at the amazons ...


Great Britain (a.k.a. the United Kingdom)

Germany (East AND West)

Looking for imports ?
Find J.M. Stelly here ...

Your shop for all things Thai

Haha... I donít wanna go there... too many to name but... letís just say there a lot of films parading around as good that should be flushed down the toilet. Iím sure people say the same thing about my work but then again I personally donít give a rat's ass what people think and no one should.


Your/your movie's website, Facebook, whatever else?


Facebook: @demonologistfilm

Instagram: @demonologistfilm

Twitter: @TDemonologist 


Anything else you're dying to mention and I have merely forgotten to ask?


Just remember to buy or rent the film starting January 1st and as always Hail Satan.


Thanks for the interview!


© by Mike Haberfelner

Legal note: (re)Search my Trash cannot
and shall not be held responsible for
content of sites from a third party.

Thanks for watching !!!



Robots and rats,
demons and potholes,
cuddly toys and
shopping mall Santas,
love and death and everything in between,
Tales to Chill
Your Bones to

is all of that.


Tales to Chill
Your Bones to
a collection of short stories and mini-plays
ranging from the horrific to the darkly humourous,
from the post-apocalyptic
to the weirdly romantic,
tales that will give you a chill and maybe a chuckle, all thought up by
the twisted mind of
screenwriter and film reviewer
Michael Haberfelner.


Tales to Chill
Your Bones to

the new anthology by
Michael Haberfelner


Out now from




On the same day
a Burglar wants to kill you
and your Ex wants
to make up ...
... and for the life of it,
you can't decide


A Killer Conversation
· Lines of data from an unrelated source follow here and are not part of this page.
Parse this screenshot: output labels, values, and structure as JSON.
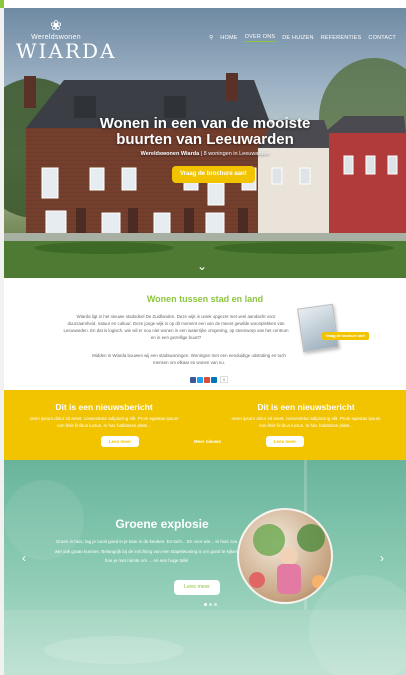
{
  "brand": {
    "tagline": "Wereldswonen",
    "name": "WIARDA"
  },
  "nav": {
    "items": [
      "HOME",
      "OVER ONS",
      "DE HUIZEN",
      "REFERENTIES",
      "CONTACT"
    ],
    "active_index": 1
  },
  "hero": {
    "title_line1": "Wonen in een van de mooiste",
    "title_line2": "buurten van Leeuwarden",
    "subtitle_bold": "Wereldswonen Wiarda",
    "subtitle_rest": " | 8 woningen in Leeuwarden",
    "cta": "Vraag de brochure aan!"
  },
  "intro": {
    "title": "Wonen tussen stad en land",
    "paragraph1": "Wiarda ligt in het nieuwe stadsdeel De Zuidlanden. Deze wijk is uniek opgezet met veel aandacht voor duurzaamheid, natuur en cultuur. Deze jonge wijk is op dit moment een van de meest gewilde woonplekken van Leeuwarden. En dat is logisch, wie wil er nou niet wonen in een waterrijke omgeving, op steenworp van het centrum en in een gezellige buurt?",
    "paragraph2": "Midden in Wiarda bouwen wij een stadswoningen. Woningen met een eenduidige uitstraling en toch mensen om elkaar en wonen van nu.",
    "brochure_label": "Vraag de brochure aan!",
    "share_count": "0"
  },
  "news": {
    "items": [
      {
        "title": "Dit is een nieuwsbericht",
        "text": "orem ipsum dolor sit amet, consectetur adipiscing elit. Proin egestas ipsum non felis finibus luctus. In hac habitasse plate...",
        "button": "Lees meer"
      },
      {
        "title": "Dit is een nieuwsbericht",
        "text": "orem ipsum dolor sit amet, consectetur adipiscing elit. Proin egestas ipsum non felis finibus luctus. In hac habitasse plate...",
        "button": "Lees meer"
      }
    ],
    "more_link": "Meer nieuws"
  },
  "slider": {
    "title": "Groene explosie",
    "text": "Groen in huis, lag je nooit goed in je kam in de keuken. En toch... En voor wie... In huis zou wel ook graan kunnen. Belangrijk bij de inrichting van een stapelwoning is om goed te kijken hoe je met ruimte om ... en een hoge tafel",
    "button": "Lees meer",
    "slides": 3,
    "active_slide": 0
  },
  "colors": {
    "green": "#8cc63f",
    "yellow": "#f2c400",
    "teal": "#6ab49c"
  }
}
produced by and starring
Melanie Denholme
directed by
David V.G. Davies
written by
Michael Haberfelner
Ryan Hunter and
Rudy Barrow

out now on DVD